I am writing to apply for the position of occupational therapist at Life Ready, as advertised recently on SEEK.com.au.
I am a motivated and passionate occupational therapist, with a Bachelor of Occupational Therapy, a Certificate IV in Allied Health Assistance (Occupational Therapy), and over two years’ experience in an occupational health setting.
In my current role, I am responsible for managing a large case load, working with a wide range of clients in both private practice and hospital settings. I am experienced in performing client and workplace evaluations, including ergonomic, ADL and functional assessments, as well as developing, managing and modifying individual care plans for optimal results.
I have experience in mediating between insurers, employers, unions, GPs and other specialist health practitioners to achieve the best possible health outcomes for the client. I am also responsible for the delivery of injury management training and consulting services to corporate clients, focusing on the minimisation of workplace injury risk and work environment modification.

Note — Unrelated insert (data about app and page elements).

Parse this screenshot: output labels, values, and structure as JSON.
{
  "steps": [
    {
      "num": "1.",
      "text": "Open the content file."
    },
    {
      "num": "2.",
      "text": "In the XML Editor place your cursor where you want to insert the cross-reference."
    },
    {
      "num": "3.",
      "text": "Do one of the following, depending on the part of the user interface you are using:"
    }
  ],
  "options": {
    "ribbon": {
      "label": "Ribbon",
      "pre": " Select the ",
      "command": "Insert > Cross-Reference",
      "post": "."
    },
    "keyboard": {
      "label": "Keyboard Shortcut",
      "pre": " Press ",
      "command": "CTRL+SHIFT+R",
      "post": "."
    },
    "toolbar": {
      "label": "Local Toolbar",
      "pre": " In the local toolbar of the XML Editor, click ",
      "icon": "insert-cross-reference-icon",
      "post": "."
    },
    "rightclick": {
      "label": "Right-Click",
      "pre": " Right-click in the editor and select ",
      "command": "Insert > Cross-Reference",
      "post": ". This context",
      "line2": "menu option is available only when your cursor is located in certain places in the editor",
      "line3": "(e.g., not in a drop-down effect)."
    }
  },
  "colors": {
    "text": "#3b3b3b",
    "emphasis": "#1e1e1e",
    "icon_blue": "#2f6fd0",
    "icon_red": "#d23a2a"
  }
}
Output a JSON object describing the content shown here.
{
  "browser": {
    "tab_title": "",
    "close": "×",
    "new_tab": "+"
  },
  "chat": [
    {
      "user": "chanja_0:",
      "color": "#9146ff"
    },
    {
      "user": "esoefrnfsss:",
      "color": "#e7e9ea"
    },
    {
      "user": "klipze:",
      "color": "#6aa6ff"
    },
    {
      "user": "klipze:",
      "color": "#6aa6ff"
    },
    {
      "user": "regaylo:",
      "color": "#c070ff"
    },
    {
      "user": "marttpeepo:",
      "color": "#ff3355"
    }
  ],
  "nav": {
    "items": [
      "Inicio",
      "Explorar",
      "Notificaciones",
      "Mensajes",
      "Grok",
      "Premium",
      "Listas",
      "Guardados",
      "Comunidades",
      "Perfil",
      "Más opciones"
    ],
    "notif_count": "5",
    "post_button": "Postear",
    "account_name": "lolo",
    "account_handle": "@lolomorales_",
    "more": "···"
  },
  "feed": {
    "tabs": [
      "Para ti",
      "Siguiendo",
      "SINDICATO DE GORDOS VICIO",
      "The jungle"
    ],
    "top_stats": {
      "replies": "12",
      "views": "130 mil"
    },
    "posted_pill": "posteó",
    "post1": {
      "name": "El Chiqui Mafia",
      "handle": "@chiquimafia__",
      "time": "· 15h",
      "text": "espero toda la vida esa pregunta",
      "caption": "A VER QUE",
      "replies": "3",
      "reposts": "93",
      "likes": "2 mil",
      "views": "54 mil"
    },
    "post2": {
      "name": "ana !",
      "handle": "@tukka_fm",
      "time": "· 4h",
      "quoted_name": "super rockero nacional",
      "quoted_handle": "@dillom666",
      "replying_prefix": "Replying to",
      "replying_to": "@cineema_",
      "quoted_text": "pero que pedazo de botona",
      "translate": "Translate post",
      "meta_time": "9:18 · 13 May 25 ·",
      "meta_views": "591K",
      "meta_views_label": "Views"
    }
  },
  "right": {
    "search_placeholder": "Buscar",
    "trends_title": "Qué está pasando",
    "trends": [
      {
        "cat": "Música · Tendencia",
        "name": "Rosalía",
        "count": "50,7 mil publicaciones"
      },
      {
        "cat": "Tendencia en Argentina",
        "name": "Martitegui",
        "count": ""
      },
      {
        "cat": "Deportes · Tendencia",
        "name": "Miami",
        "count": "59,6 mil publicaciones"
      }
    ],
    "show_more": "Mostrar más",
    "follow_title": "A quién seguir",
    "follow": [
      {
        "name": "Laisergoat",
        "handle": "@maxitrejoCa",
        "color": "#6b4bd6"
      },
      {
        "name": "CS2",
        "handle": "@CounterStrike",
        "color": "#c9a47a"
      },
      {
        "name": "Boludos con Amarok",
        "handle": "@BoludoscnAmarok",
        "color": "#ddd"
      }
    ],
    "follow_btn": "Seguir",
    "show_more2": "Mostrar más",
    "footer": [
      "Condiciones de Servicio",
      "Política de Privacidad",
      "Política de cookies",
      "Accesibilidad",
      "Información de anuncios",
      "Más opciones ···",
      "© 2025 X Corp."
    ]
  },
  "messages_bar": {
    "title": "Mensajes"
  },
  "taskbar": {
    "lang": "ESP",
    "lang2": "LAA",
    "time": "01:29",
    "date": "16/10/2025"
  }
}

I am a self-motivated professional who is passionate about caring for clients and getting the best results for their recovery. I possess very strong communication skills and pride myself on my highly developed interpersonal skills, which have allowed me to achieve great results both individually and when working as part of a team.
I am approved by WorkCover to conduct workplace assessments, and I am registered with both Occupational Therapy Australia and the Australian Health Practitioner Regulation Agency. I hold a current driver’s licence and National Police Clearance.
My resume is attached and I look forward to being able to discuss the position with you further.